A team from Google Research has developed a prototype system that uses a home computer’s internal microphone to listen to the ambient audio in a room, determine what is being watched on TV and offer web-based supplemental information, services and shopping contextual to each program being watched. There’s no indication yet whether or when this could be available as a service.
Smart Roads. Smart Bridges. Smart Grids. (Wall Street Journal)
Federal, state and local governments are about to pour tens of billions of dollars into the nation's infrastructure. Powering the "smart infrastructure" are the latest advances in sensors, wireless communications and computing power, all tied together by the Internet. Not surprisingly IBM and GE are leading the push for smarter infrastructure. [Look for more rhetoric about "smart infrstructure" which will be used to justify tracking our movements, power consumption, and more. -K.A.]
New service unmasks blocked telephone calls
TelTech Systems is offering mobile telephone users the power to unmask callers who block their numbers or names from being displayed. The US-based firm launched a TrapCall service this month with an online posting thanking its development team and declaring "Get ready for the site to go ballistic." To use the service, people register mobile telephone numbers at a TrapCall.com website without having to download software to devices. Calls from unidentified sources can then be bounced to TelTech computers, which reveal points of origin. [This ought to be illegal. -K.A.]
White House: Obama Opposes 'Fairness Doctrine' Revival
President Obama opposes any move to bring back the so-called Fairness Doctrine, a spokesman told FOXNews.com Wednesday. The statement is the first definitive stance the administration has taken since an aide told an industry publication last summer that Obama opposes the doctrine -- a long-abolished policy that would require broadcasters to provide opposing viewpoints on controversial issues.

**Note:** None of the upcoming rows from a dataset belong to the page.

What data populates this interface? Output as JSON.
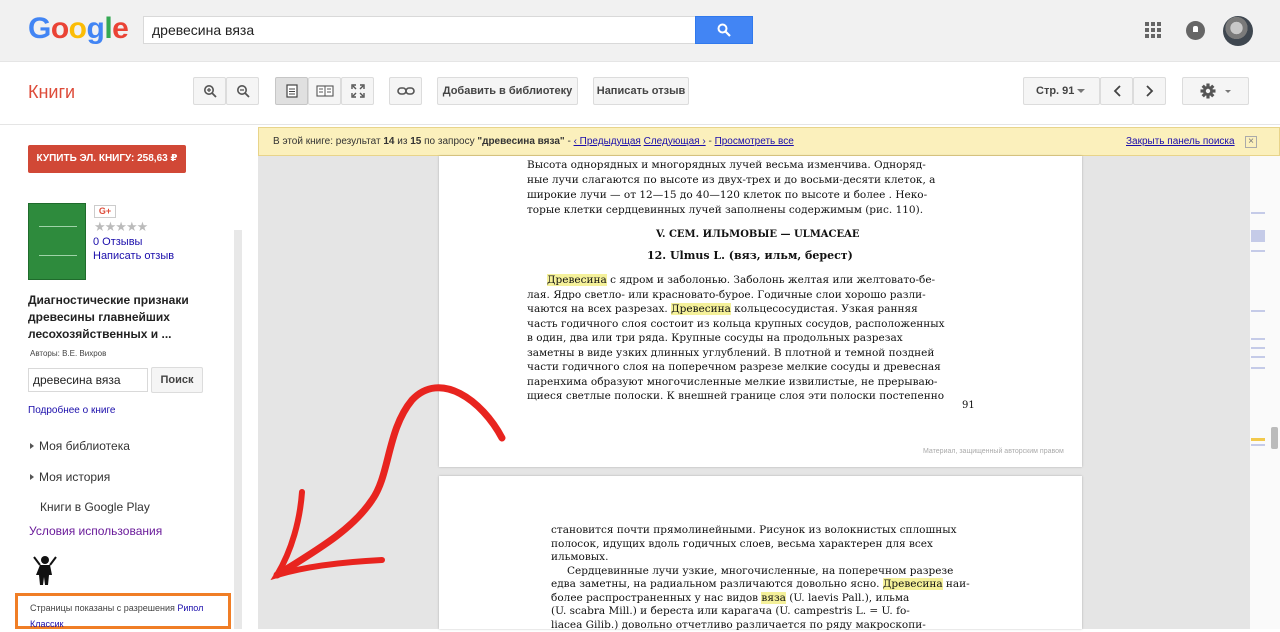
{
  "header": {
    "search_value": "древесина вяза"
  },
  "toolbar": {
    "section_title": "Книги",
    "add_library": "Добавить в библиотеку",
    "write_review": "Написать отзыв",
    "page_label": "Стр. 91"
  },
  "sidebar": {
    "buy_button": "КУПИТЬ ЭЛ. КНИГУ: 258,63 ₽",
    "gplus": "G+",
    "stars": "★★★★★",
    "reviews_count": "0 Отзывы",
    "write_review": "Написать отзыв",
    "book_title": "Диагностические признаки древесины главнейших лесохозяйственных и ...",
    "authors": "Авторы: В.Е. Вихров",
    "search_value": "древесина вяза",
    "search_button": "Поиск",
    "about_link": "Подробнее о книге",
    "nav": [
      "Моя библиотека",
      "Моя история",
      "Книги в Google Play"
    ],
    "terms": "Условия использования",
    "permission_text": "Страницы показаны с разрешения",
    "publisher": "Рипол Классик"
  },
  "results_bar": {
    "prefix": "В этой книге: результат",
    "current": "14",
    "of": "из",
    "total": "15",
    "query_prefix": "по запросу",
    "query": "\"древесина вяза\"",
    "prev": "‹ Предыдущая",
    "next": "Следующая ›",
    "view_all": "Просмотреть все",
    "close": "Закрыть панель поиска",
    "sep1": "-",
    "sep2": "-"
  },
  "page1": {
    "lines_top": [
      "Высота однорядных и многорядных лучей весьма изменчива. Одноряд-",
      "ные лучи слагаются по высоте из двух-трех и до восьми-десяти клеток, а",
      "широкие лучи — от 12—15 до 40—120 клеток по высоте и более . Неко-",
      "торые клетки сердцевинных лучей заполнены содержимым (рис. 110)."
    ],
    "family_heading": "V. СЕМ. ИЛЬМОВЫЕ — ULMACEAE",
    "genus_heading": "12. Ulmus L. (вяз, ильм, берест)",
    "hl_word": "Древесина",
    "para_line1_rest": " с ядром и заболонью. Заболонь желтая или желтовато-бе-",
    "para_line2": "лая. Ядро светло- или красновато-бурое. Годичные слои хорошо разли-",
    "para_line3_pre": "чаются на всех разрезах. ",
    "para_line3_rest": " кольцесосудистая. Узкая ранняя",
    "para_lines_rest": [
      "часть годичного слоя состоит из кольца крупных сосудов, расположенных",
      "в один, два или три ряда. Крупные сосуды на продольных разрезах",
      "заметны в виде узких длинных углублений. В плотной и темной поздней",
      "части годичного слоя на поперечном разрезе мелкие сосуды и древесная",
      "паренхима образуют многочисленные мелкие извилистые, не прерываю-",
      "щиеся светлые полоски. К внешней границе слоя эти полоски постепенно"
    ],
    "page_number": "91",
    "copyright": "Материал, защищенный авторским правом"
  },
  "page2": {
    "lines": [
      "становится почти прямолинейными. Рисунок из волокнистых сплошных",
      "полосок, идущих вдоль годичных слоев, весьма характерен для всех",
      "ильмовых."
    ],
    "l4": "Сердцевинные лучи узкие, многочисленные, на поперечном разрезе",
    "l5_pre": "едва заметны, на радиальном различаются довольно ясно. ",
    "l5_hl": "Древесина",
    "l5_post": " наи-",
    "l6_pre": "более распространенных у нас видов ",
    "l6_hl": "вяза",
    "l6_post": " (U. laevis Pall.), ильма",
    "l7": "(U. scabra Mill.) и береста или карагача (U. campestris L. = U. fo-",
    "l8": "liacea Gilib.) довольно отчетливо различается по ряду макроскопи-"
  }
}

Wisconsin girl, 14, nabbed after refusing to stop messaging
A 14-year-old Wisconsin girl who refused to stop texting during a high school math class was arrested and charged with disorderly conduct, according to police. The teenager was busted last Wednesday at Wauwatosa East High School after she ignored a teacher's demand that she cease texting. The student was issued a criminal citation for disorderly conduct, which carried "a bail of $298." She is scheduled for an April 20 court appearance on the misdemeanor rap.

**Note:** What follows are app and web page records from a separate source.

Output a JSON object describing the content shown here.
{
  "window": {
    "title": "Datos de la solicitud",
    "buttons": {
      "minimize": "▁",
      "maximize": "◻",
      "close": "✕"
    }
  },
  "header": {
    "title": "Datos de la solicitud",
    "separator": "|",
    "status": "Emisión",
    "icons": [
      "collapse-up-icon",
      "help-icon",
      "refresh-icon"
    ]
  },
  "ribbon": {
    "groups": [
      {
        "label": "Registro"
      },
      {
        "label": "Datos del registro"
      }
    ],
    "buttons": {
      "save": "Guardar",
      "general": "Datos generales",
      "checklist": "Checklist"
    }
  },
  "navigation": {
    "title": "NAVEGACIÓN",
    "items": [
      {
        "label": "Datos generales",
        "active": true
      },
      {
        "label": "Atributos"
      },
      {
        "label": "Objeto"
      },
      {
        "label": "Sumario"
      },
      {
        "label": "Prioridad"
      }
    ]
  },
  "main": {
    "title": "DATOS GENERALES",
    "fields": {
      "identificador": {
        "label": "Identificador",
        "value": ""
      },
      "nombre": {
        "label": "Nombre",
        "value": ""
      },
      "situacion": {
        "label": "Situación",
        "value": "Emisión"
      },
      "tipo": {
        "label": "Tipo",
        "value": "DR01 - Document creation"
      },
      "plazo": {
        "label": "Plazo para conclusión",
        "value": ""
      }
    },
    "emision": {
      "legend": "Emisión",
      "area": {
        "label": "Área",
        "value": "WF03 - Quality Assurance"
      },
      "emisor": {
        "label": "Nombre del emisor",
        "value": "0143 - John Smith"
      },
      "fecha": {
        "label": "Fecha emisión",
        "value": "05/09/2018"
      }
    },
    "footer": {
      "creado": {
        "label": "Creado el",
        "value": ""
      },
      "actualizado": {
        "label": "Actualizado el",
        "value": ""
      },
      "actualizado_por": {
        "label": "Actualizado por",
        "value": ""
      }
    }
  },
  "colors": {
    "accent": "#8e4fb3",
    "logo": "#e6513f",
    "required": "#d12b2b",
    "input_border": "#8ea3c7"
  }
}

The Naked-izing Machine is Here: Body scanners replace metal detectors in tryout at Tulsa airport
An experimental program at Tulsa International Airport will test out new $170,000 body scanners that reveal outlines of private body parts. "We're getting closer and closer to a required strip-search to board an airplane," said Barry Steinhardt of the American Civil Liberties Union. Anyone who doesn't want to go through the new scanners will be allowed to refuse and instead go through a metal detector and receive a pat-down. Airports in San Francisco, Las Vegas, Miami, Albuquerque and Salt Lake City will join the test in the next two months.

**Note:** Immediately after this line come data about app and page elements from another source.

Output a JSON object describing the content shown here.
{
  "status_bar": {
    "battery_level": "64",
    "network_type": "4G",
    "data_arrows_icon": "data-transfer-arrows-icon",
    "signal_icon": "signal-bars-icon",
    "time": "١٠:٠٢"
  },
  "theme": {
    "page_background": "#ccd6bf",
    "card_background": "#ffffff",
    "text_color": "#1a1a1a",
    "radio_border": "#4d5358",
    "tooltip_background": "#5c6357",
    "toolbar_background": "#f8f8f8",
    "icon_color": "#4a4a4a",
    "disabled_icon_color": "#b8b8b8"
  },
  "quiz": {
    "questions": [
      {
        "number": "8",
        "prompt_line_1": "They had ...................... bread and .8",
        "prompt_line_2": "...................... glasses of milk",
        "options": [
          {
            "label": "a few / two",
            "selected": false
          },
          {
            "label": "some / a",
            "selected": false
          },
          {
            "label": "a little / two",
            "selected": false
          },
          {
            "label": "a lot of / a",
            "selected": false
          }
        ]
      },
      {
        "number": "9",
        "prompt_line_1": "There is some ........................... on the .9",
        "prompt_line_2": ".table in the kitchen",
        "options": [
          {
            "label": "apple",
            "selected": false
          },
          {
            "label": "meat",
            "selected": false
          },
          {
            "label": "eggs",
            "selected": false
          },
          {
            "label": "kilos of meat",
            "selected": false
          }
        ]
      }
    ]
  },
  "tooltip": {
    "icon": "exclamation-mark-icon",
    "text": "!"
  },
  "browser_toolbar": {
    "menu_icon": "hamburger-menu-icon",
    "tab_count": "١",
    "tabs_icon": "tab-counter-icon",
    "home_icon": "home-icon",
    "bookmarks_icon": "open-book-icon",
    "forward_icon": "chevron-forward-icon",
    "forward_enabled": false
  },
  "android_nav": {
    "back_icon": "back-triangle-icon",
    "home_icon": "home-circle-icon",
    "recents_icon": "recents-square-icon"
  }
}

Mexico 'to fingerprint all mobile phone users'
Mexico will start a national register of mobile phone users that will include fingerprinting all customers in an effort to catch criminals who use the devices to extort money and negotiate kidnapping ransoms.
Judges plead guilty in kickback scheme
Judge Mark Ciavarella, and colleague, Michael Conahan, appeared in federal court in Scranton, Pa., to plead guilty to wire fraud and income-tax fraud for taking more than $2.6 million in kickbacks to send teenagers to two privately run youth-detention centers run by PA Child Care and a sister company, Western PA Child Care. Prosecutors said that Conahan, 56, secured contracts for the two centers to house juvenile offenders, and Ciavarella, 58, carried out the sentencing to keep the centers filled.
US commander warns American troops will be in Afghanistan for years
|Last Updated on Sunday, 22 February 2009 12:52|